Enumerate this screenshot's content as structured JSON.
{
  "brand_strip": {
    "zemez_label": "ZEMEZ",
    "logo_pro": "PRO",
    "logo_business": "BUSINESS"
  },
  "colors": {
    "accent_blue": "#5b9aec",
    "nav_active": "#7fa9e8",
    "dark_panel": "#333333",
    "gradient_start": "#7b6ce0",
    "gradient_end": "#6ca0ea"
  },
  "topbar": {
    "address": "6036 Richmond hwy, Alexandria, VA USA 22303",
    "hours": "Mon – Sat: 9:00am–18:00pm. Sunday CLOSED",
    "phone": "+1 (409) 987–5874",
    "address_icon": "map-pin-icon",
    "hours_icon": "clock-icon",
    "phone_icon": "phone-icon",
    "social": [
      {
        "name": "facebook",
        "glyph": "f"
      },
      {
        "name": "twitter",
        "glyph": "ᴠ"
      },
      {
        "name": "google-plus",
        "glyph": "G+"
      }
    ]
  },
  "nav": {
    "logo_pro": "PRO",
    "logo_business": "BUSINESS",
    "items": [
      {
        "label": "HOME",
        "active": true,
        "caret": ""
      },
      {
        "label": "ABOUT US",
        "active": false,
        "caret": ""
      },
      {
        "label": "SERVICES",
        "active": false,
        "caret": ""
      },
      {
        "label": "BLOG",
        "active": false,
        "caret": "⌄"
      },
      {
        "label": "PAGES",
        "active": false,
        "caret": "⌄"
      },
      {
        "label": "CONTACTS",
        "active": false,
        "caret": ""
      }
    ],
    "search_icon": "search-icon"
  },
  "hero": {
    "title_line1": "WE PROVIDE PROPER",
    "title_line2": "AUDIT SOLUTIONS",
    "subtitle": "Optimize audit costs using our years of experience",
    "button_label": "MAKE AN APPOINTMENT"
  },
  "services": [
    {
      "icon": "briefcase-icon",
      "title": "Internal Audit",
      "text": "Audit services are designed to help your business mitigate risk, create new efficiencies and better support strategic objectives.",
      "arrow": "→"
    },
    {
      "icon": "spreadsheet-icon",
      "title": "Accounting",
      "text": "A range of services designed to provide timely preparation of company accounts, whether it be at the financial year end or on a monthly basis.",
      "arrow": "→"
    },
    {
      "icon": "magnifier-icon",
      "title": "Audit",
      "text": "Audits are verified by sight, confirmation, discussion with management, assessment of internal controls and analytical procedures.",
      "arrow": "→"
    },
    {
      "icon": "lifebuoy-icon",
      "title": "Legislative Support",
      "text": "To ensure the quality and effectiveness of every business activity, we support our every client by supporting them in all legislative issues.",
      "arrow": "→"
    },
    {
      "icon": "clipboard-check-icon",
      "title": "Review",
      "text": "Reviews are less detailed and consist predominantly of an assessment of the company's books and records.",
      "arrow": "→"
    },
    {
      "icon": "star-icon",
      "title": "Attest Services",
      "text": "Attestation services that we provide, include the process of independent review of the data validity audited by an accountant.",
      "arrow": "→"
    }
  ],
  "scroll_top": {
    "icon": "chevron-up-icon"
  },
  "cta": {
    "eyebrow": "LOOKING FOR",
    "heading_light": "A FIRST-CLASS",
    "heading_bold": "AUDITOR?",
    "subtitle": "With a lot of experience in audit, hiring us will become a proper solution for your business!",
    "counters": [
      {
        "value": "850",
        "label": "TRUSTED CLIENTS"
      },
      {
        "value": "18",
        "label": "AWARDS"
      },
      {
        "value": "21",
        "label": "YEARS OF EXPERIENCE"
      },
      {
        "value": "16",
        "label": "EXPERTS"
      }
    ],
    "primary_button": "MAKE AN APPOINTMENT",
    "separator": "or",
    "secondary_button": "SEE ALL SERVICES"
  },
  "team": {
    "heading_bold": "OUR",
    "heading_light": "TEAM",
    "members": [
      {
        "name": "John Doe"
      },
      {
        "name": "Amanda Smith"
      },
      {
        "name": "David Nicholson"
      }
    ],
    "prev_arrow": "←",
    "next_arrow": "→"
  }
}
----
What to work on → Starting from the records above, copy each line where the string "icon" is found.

Task result →
    "address_icon": "map-pin-icon",
    "hours_icon": "clock-icon",
    "phone_icon": "phone-icon",
    "search_icon": "search-icon"
      "icon": "briefcase-icon",
      "icon": "spreadsheet-icon",
      "icon": "magnifier-icon",
      "icon": "lifebuoy-icon",
      "icon": "clipboard-check-icon",
      "icon": "star-icon",
    "icon": "chevron-up-icon"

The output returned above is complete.